This is my one thousand and first blog post, which averages out to posting two times a week since I started. I am no Scheherazade, but just finished watching a Taiwanese serial called “My Queen”: A thirty-something journalist is pursued by a man eight years her junior. East Asian television is a clean version of romance novels for middle-aged single women like me. You know you are getting on in years when a girl you grew up with is appointed to the state Court of Appeals as a judge!
Three days before my current apartment lease expires will be exactly eighteen months before my fortieth birthday. I am not looking forward to that particular birthday. Thirty was no problem—one is still considered fairly young—but forty is the official strait into the turbulent sea of middle age. As one girlfriend who phoned me last Friday (on her daughter’s first birthday) remarked, “At forty, the wheels fall off.” There are goals to be reached before forty. I haven’t the chutzpah nor the self-confidence to write myself the legendary check for a million dollars, payable at that point, but I wonder if I shouldn’t do the next best thing: cut my expenses to the bone and work my buns off for a year and a half with the ultimate goal of buying a house (at least having enough to put down a sizable downpayment on one, if not pay for one in cash outright) on that infamous day. Since my major expense is rent, I have to let the apartment go.
Since three months before Daddy died, I have been terrified of ending up homeless. It occurred to me today that a specified period of homelessness could be beneficial for me, a condition I should embrace rather than run from. Obviously, I am not speaking of giving up my apartment to sit on a park bench, but instead putting all my stuff that is worth holding on to into climate-controlled storage and embarking upon a limited career of couch-hopping.

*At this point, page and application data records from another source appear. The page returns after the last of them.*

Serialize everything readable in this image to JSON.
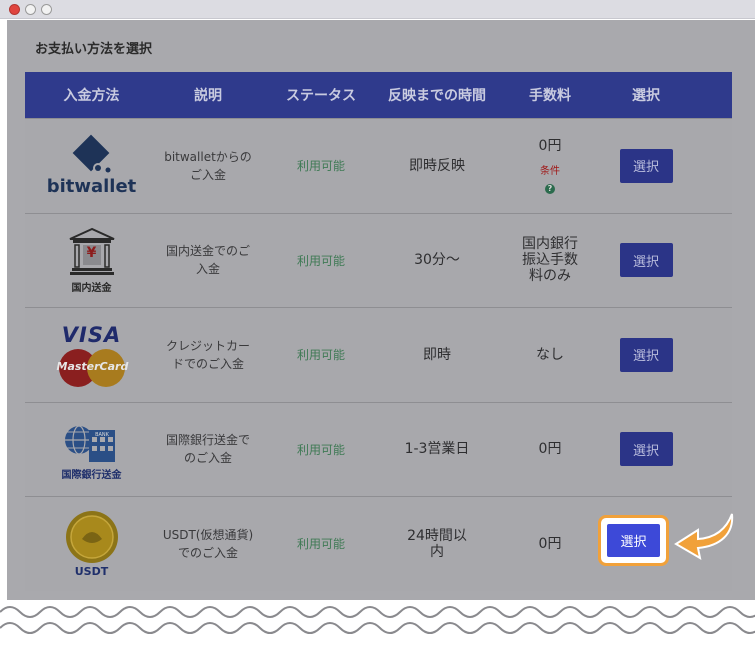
{
  "heading": "お支払い方法を選択",
  "columns": [
    "入金方法",
    "説明",
    "ステータス",
    "反映までの時間",
    "手数料",
    "選択"
  ],
  "rows": [
    {
      "method_label": "bitwallet",
      "desc_line1": "bitwalletからの",
      "desc_line2": "ご入金",
      "status": "利用可能",
      "time_line1": "即時反映",
      "time_line2": "",
      "fee_line1": "0円",
      "fee_line2": "",
      "fee_line3": "",
      "fee_condition": "条件",
      "fee_help": "?",
      "select": "選択"
    },
    {
      "method_label": "国内送金",
      "method_glyph": "¥",
      "desc_line1": "国内送金でのご",
      "desc_line2": "入金",
      "status": "利用可能",
      "time_line1": "30分〜",
      "time_line2": "",
      "fee_line1": "国内銀行",
      "fee_line2": "振込手数",
      "fee_line3": "料のみ",
      "select": "選択"
    },
    {
      "method_label_visa": "VISA",
      "method_label_mc": "MasterCard",
      "desc_line1": "クレジットカー",
      "desc_line2": "ドでのご入金",
      "status": "利用可能",
      "time_line1": "即時",
      "time_line2": "",
      "fee_line1": "なし",
      "fee_line2": "",
      "fee_line3": "",
      "select": "選択"
    },
    {
      "method_label": "国際銀行送金",
      "method_glyph": "BANK",
      "desc_line1": "国際銀行送金で",
      "desc_line2": "のご入金",
      "status": "利用可能",
      "time_line1": "1-3営業日",
      "time_line2": "",
      "fee_line1": "0円",
      "fee_line2": "",
      "fee_line3": "",
      "select": "選択"
    },
    {
      "method_label": "USDT",
      "desc_line1": "USDT(仮想通貨)",
      "desc_line2": "でのご入金",
      "status": "利用可能",
      "time_line1": "24時間以",
      "time_line2": "内",
      "fee_line1": "0円",
      "fee_line2": "",
      "fee_line3": "",
      "select": "選択"
    }
  ],
  "colors": {
    "header_bg": "#2f3a8c",
    "button": "#2b3487",
    "highlight_button": "#3d49d8",
    "highlight_border": "#f1a13a",
    "status_text": "#3f7a55"
  }
}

I have a lot of friends here in the DC area, most of whom have been kind enough to volunteer their guest rooms when I have needed them, and to say that I am welcome to crash there in the future. Without wearing out my welcome at any one house (staying no more than a week, with two months between visits, and offering my hosts, say, $100 per stay plus a meal out for the whole family to cover any additional expenses their hospitality incurs) I think this is actually feasible. I would have to live light, not toting much with me, but wouldn’t this be an even healthier modern alternative to a Walden retreat? After all, Thoreau went home every week to do his laundry, so a friend once told me.
I’d need someone to offer to be my "home" for legal purposes, even if I didn’t stay with her at all—somewhere to get my mail, whence to file my taxes, and so forth. I’d prefer to stay in Arlington County officially, even as I’d gallivant all over the Greater Washington area, because I love the Arlington library, particularly the online collection. Anita has a guest room, Susan has a guest room, Mary has a guest room, as does my boss (with whom one of my coworkers has been staying for several weeks until she was able to find an apartment). Leah has a very comfortable couch. The German professor that I befriended at Georgetown has a couple of guest rooms. Several other girlfriends and one young married couple I know may have room (three couples I know don’t have any extra space, and a single bathroom each, and I wouldn’t want to think of intruding on them).
I could keep a journal about my adventures, and eat lots of Trader Joe’s salads. I’d have to have my Christmas party somewhere else this year, but it’s doable. Rather than moving back to GA without any employment in place, I could remain here and work.
Let me test the waters by asking possible hosts directly, and see where that takes me. Eighteen months to economic freedom is an appealing prospect. And when I become a famous writer I could share stories of how I slept on friend’s couches while I was trying to make it big.